But it’s not one that I actually expected. Or, at least, not in the typical fashion. I had always assumed that my kids would attend JewCamp. But I also assumed that I would serve as faculty for part, if not all, of their time up at camp. So the “send-off” would be far less dramatic since the kids would be leaving from faculty housing and walking over to their section of camp.
It so happens, much to my surprise and consternation, that my decision to step of the pulpit has rendered me ineligible to serve as faculty at our local URJ camp. While I can appreciate the reasoning behind the policy, it came as a complete shock. And utter disappointment. I love camp. And I love that my very grown-up career allowed me to continue to spend time at camp…long past the age that I would otherwise have been able to go to camp. It was something to which I looked forward every year, knowing that I would work hard and return home energized. And knowing that the work I did with campers would have long-reaching impacts. But yesterday was different. I was like any other parent on the camp tour. Seeing the camp as an observer. Never to be a participant. Or a facilitator.
Though they do not all look identical, there is a certain…taam that all Jewish camps share. A kind of feeling. I have been trying, unsuccessfully, to articulate what it is since we first drove through the gate yesterday. But it was familiar. And welcoming.
Like the prayer space.
Every Jewish camp I have visited, attended, staffed, or served has had an outdoor prayer space. It is, I think, part of the silver bullet that makes JewCamp so darn magical. Whether it’s known as the Outdoor Chapel, the Beit T’filah, or the Chapel on the Hill, the space is sacred. It feels inherently sacred. Nestled among trees that have stood for hundreds of years or overlooking a majestic ocean. Even when the physicality among the different spaces is nothing alike, they seem to share some common essence. It will come as no surprise that these prayer spaces have always been my favourite locations at camp. As a camper and as a rabbi.

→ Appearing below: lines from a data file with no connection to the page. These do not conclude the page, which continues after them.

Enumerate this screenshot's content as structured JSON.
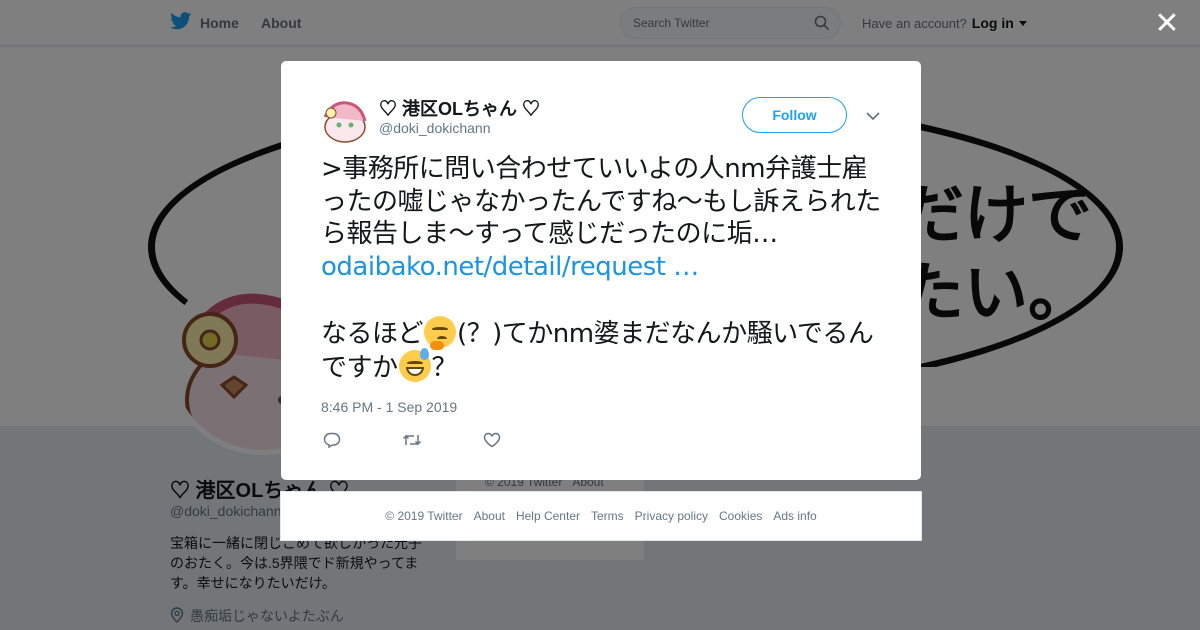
{
  "nav": {
    "home_label": "Home",
    "about_label": "About",
    "search_placeholder": "Search Twitter",
    "have_account": "Have an account?",
    "login_label": "Log in"
  },
  "banner": {
    "lines": [
      "だけで",
      "たい。"
    ]
  },
  "profile": {
    "name": "♡ 港区OLちゃん ♡",
    "handle": "@doki_dokichann",
    "bio": "宝箱に一緒に閉じこめて欲しかった元子のおたく。今は.5界隈でド新規やってます。幸せになりたいだけ。",
    "location": "愚痴垢じゃないよたぶん"
  },
  "mid_card": {
    "footer_items": [
      "© 2019 Twitter",
      "About"
    ]
  },
  "tweet": {
    "name": "♡ 港区OLちゃん ♡",
    "handle": "@doki_dokichann",
    "follow_label": "Follow",
    "text_part1": ">事務所に問い合わせていいよの人nm弁護士雇ったの嘘じゃなかったんですね〜もし訴えられたら報告しま〜すって感じだったのに垢… ",
    "link": "odaibako.net/detail/request …",
    "text_part2a": "なるほど",
    "text_part2b": "(？)てかnm婆まだなんか騒いでるんですか",
    "text_part2c": "？",
    "timestamp": "8:46 PM - 1 Sep 2019"
  },
  "footer": {
    "items": [
      "© 2019 Twitter",
      "About",
      "Help Center",
      "Terms",
      "Privacy policy",
      "Cookies",
      "Ads info"
    ]
  },
  "icons": {
    "twitter_bird": "twitter-bird-icon",
    "search": "search-icon",
    "close": "close-icon",
    "reply": "reply-icon",
    "retweet": "retweet-icon",
    "like": "heart-icon",
    "location": "location-pin-icon"
  },
  "colors": {
    "accent": "#1da1f2",
    "link": "#1b95e0"
  }
}
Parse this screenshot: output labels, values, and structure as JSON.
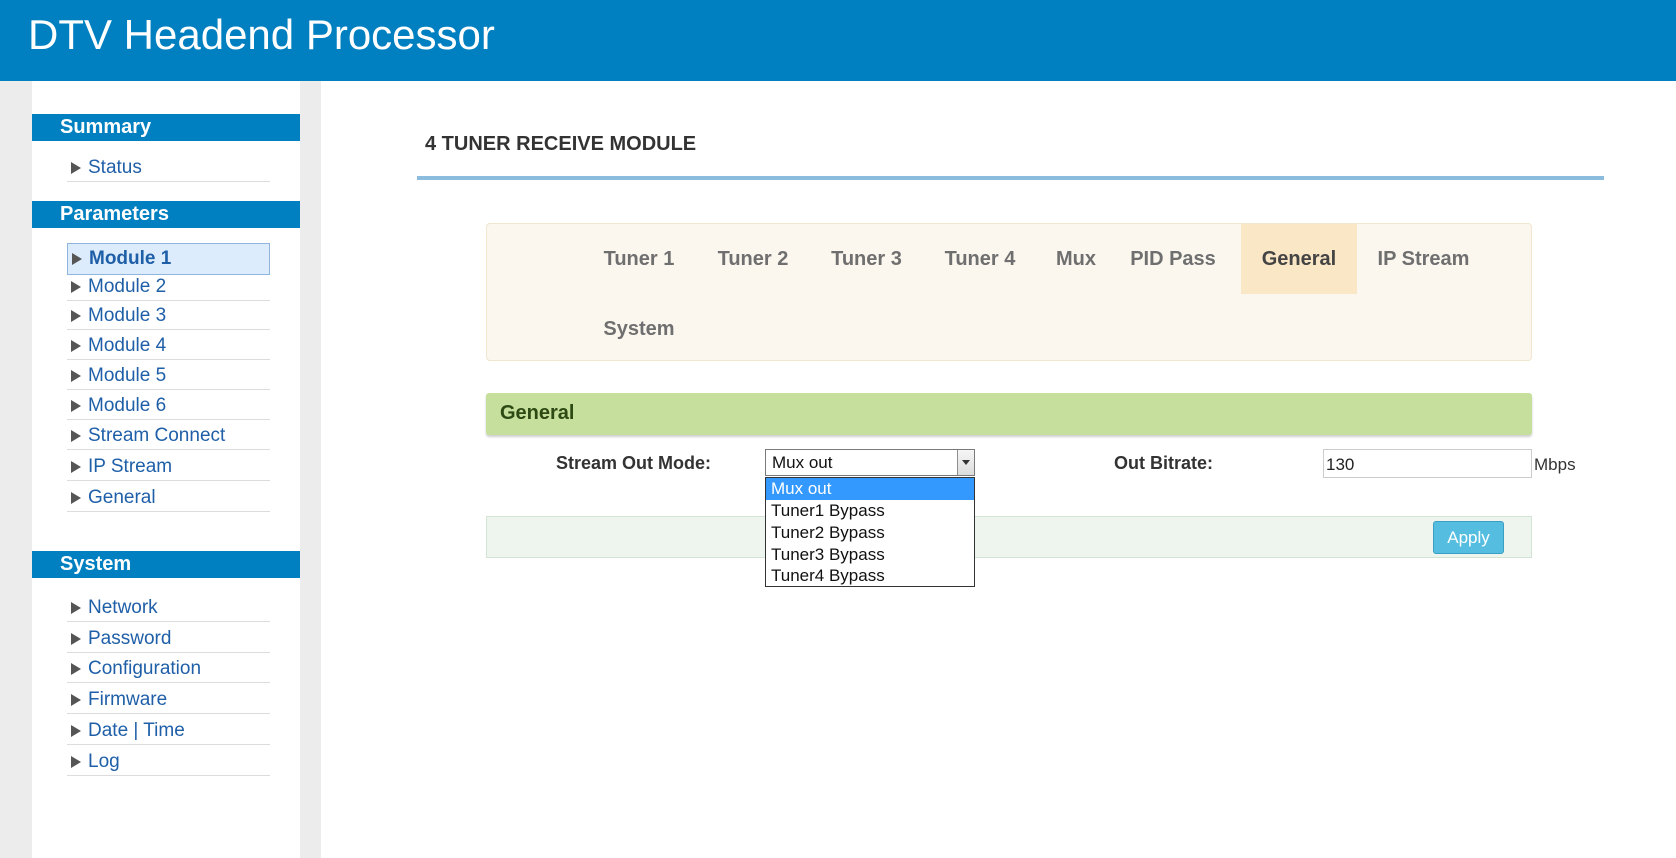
{
  "header": {
    "title": "DTV Headend Processor"
  },
  "sidebar": {
    "sections": [
      {
        "title": "Summary",
        "items": [
          {
            "label": "Status"
          }
        ]
      },
      {
        "title": "Parameters",
        "items": [
          {
            "label": "Module 1",
            "active": true
          },
          {
            "label": "Module 2"
          },
          {
            "label": "Module 3"
          },
          {
            "label": "Module 4"
          },
          {
            "label": "Module 5"
          },
          {
            "label": "Module 6"
          },
          {
            "label": "Stream Connect"
          },
          {
            "label": "IP Stream"
          },
          {
            "label": "General"
          }
        ]
      },
      {
        "title": "System",
        "items": [
          {
            "label": "Network"
          },
          {
            "label": "Password"
          },
          {
            "label": "Configuration"
          },
          {
            "label": "Firmware"
          },
          {
            "label": "Date | Time"
          },
          {
            "label": "Log"
          }
        ]
      }
    ]
  },
  "main": {
    "page_title": "4 TUNER RECEIVE MODULE",
    "tabs": [
      {
        "label": "Tuner 1"
      },
      {
        "label": "Tuner 2"
      },
      {
        "label": "Tuner 3"
      },
      {
        "label": "Tuner 4"
      },
      {
        "label": "Mux"
      },
      {
        "label": "PID Pass"
      },
      {
        "label": "General",
        "active": true
      },
      {
        "label": "IP Stream"
      },
      {
        "label": "System"
      }
    ],
    "section_title": "General",
    "stream_out_mode": {
      "label": "Stream Out Mode:",
      "value": "Mux out",
      "options": [
        "Mux out",
        "Tuner1 Bypass",
        "Tuner2 Bypass",
        "Tuner3 Bypass",
        "Tuner4 Bypass"
      ]
    },
    "out_bitrate": {
      "label": "Out Bitrate:",
      "value": "130",
      "unit": "Mbps"
    },
    "apply_label": "Apply"
  },
  "colors": {
    "header_blue": "#0080c0",
    "section_green": "#c6df9c",
    "tab_active": "#f9e7c5",
    "link_blue": "#1f5fa8",
    "apply_button": "#55bde0",
    "dropdown_selected": "#3399ff"
  },
  "icons": {
    "sidebar_bullet": "triangle-right-icon",
    "select_arrow": "chevron-down-icon"
  }
}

And it was in the Chapel in the Woods that I was unable to hold them from escaping. I am sure that the camp staff is accustomed to parents crying. The tears that welled up in my eyes, though, were not for my daughter. They were not because she is growing up so quickly (which she is). Or because a four-week separation seems like a long time to be apart (depending on the day). The tears were for me. They were for me. And they were for my loss.